Ever since the title of the series finale was released, 'Doctor Who' fans have been on the edge of their seat. Would we really learn the name of the Doctor? Should we? Of course, things are never that simple and it seems that Steven Moffat was merely toying with us… but I'll get to that in a moment.
The episode opens with a rather impressive montage inserting Jenna-Louise Coleman into a number of classic 'Doctor Who' scenes… and in mere moments, it seems that the mystery of the impossible girl is quickly unravelled. "I have to save the Doctor," she explains. "He always looks different, but I always know it's him… I'm Clara Oswald. I'm the impossible girl. I was born to save the Doctor."
But what does she have to save him from?
Soon enough, we're back in the capable hands of the weirdest detective agency in the universe as Madam Vastra unearths that the Doctor's greatest secret has been discovered. But if you thought that would be his name, you're in for a big surprise. It turns out that as a time-traveller, there's one place he should never go… his own grave. Unfortunately, an old enemy has a plan that will change that.
Worried for his safety, Vastra and Jenny use an ancient ritual to contact those closest to the Doctor. And in a time-travelling conference call, Clara is called upon to aid them… alongside a familiar face. River Song is back... or rather, an echo of the Doctor's wife.

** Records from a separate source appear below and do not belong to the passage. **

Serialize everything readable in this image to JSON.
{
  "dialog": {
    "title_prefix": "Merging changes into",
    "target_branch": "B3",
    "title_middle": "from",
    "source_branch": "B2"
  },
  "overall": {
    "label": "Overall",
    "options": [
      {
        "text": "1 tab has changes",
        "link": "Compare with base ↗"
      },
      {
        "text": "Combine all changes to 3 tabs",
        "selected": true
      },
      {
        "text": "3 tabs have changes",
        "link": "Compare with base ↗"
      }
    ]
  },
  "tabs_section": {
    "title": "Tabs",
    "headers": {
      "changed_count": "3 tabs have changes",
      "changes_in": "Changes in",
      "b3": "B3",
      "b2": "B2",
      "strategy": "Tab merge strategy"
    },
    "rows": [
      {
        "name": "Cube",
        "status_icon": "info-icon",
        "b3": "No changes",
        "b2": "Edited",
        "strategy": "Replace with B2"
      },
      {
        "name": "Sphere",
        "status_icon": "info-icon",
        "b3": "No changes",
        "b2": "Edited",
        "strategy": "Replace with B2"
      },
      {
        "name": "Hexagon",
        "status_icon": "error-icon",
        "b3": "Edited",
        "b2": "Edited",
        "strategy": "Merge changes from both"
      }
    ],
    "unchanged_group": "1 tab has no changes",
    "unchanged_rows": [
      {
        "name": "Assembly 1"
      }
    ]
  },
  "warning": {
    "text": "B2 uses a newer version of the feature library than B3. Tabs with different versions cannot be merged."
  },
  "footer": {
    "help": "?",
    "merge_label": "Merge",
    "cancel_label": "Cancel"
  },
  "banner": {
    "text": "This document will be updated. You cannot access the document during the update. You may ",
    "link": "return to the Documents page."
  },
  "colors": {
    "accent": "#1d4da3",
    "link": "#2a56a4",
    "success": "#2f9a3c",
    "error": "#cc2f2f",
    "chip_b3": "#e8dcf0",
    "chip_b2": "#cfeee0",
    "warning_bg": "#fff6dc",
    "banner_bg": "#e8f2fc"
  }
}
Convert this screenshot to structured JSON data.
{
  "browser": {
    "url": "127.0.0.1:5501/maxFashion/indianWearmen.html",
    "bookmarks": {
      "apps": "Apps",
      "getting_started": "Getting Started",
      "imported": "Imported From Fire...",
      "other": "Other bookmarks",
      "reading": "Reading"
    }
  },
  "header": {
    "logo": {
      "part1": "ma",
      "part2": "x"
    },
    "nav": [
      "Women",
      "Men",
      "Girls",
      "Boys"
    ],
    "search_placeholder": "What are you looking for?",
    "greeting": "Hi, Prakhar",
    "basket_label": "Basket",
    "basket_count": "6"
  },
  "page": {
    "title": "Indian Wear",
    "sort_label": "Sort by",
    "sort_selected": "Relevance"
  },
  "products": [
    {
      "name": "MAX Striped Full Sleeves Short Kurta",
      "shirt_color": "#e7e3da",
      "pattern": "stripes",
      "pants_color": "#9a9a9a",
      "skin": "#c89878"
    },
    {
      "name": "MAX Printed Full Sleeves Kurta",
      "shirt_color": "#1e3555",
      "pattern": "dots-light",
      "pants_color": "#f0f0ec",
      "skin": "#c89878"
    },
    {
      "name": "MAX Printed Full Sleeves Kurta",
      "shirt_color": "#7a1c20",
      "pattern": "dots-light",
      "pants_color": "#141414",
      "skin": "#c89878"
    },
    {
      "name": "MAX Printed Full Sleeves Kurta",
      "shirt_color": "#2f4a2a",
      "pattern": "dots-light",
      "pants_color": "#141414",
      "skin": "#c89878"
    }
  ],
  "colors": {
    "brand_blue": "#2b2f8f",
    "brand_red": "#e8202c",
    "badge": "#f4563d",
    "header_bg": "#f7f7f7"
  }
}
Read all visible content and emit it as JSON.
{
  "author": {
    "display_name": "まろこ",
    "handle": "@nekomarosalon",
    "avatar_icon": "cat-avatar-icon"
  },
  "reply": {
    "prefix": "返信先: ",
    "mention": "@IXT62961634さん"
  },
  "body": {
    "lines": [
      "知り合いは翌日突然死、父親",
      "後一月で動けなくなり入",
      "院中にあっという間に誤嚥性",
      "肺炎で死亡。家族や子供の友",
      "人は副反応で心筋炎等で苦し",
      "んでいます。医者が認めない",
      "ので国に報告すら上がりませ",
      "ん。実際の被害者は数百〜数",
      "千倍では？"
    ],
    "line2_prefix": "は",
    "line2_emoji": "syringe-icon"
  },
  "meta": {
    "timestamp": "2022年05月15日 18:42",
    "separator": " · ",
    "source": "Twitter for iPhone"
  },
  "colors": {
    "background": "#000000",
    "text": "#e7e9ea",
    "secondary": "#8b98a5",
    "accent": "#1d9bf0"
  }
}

But the occasion is quickly ruined when they find themselves under attack by the chilling and utterly terrifying Whispermen.
While I certainly loved the aesthetics of these new and rather impressive foes, I have to admit… I thought they were severely under-used. It soon becomes apparent that these abominable horrors are the henchmen of an old enemy - the Great Intelligence. But while they conjure up the right amount of menace and terror, they seems to be used a bit too sparingly. But then, maybe we'll see them again someday.
Of course, the mood is fittingly creepy as the Doctor heads to Trenzalore to save his friends… and is forced to break into his own tomb to do so. But why does the Great Intelligence need to ransack the Doctor's grave? It seems he has another rather fiendish plan up his sleeves. That is, if he had sleeves.
Arriving on Trenzalore, we're treated to a depiction of the Doctor's final battlefield… and with the remnants of the TARDIS serving as his tomb, it's a rather fitting (and disturbing) image. Of course, it wouldn't be 'Doctor Who' without a bunch of creepy monsters chasing him across time and space… but as the Whispermen appear it seems River Song is there to help the Doctor to safety. Or at least, help them find a way inside the TARDIS.
Once inside, the Great Intelligence reveals his master plan - the Doctor's grave doesn't contain a body, but the Doctor's personal timeline - a glowing blue mass that plots his travels through time and space… and by leaping into the timeline, he plans to change the Doctor's history forever.
It's a fiendish plan and one that makes an awful lot of sense, but while Richard E. Grant's portrayal of the Great Intelligence was simply masterful, I couldn't help feeling a tad underwhelmed. It was a genius ploy… but felt a bit weak in comparison to some other final confrontations.
At any rate, this is where we find out how Clara came to be the impossible girl. Chasing the Great Intelligence into the timeline, she is split into a thousand lifetimes, appearing throughout the Doctor's history to put things right that once went wrong… a bit like that guy from Quantum Leap. Torn into a million personalities across time and space, Clara is there to save the Doctor… but it seems he can't help saving her too.
Entering his own timeline, he manages to pull Clara from the abyss… but not before we meet a mysterious figure in the shadows. Played by John Hurt, we meet an all-new incarnation of the Doctor… but where exactly does he fit in? "The name I chose is 'the Doctor'. The name you choose is like a promise you make. He's the one who broke the promise."
So while the series finale has left us with even more questions than answers, it manages to bring the show full-circle, back to its origins. Doctor who?
What did you think of 'The Name of the Doctor'? Just who is the unknown Doctor?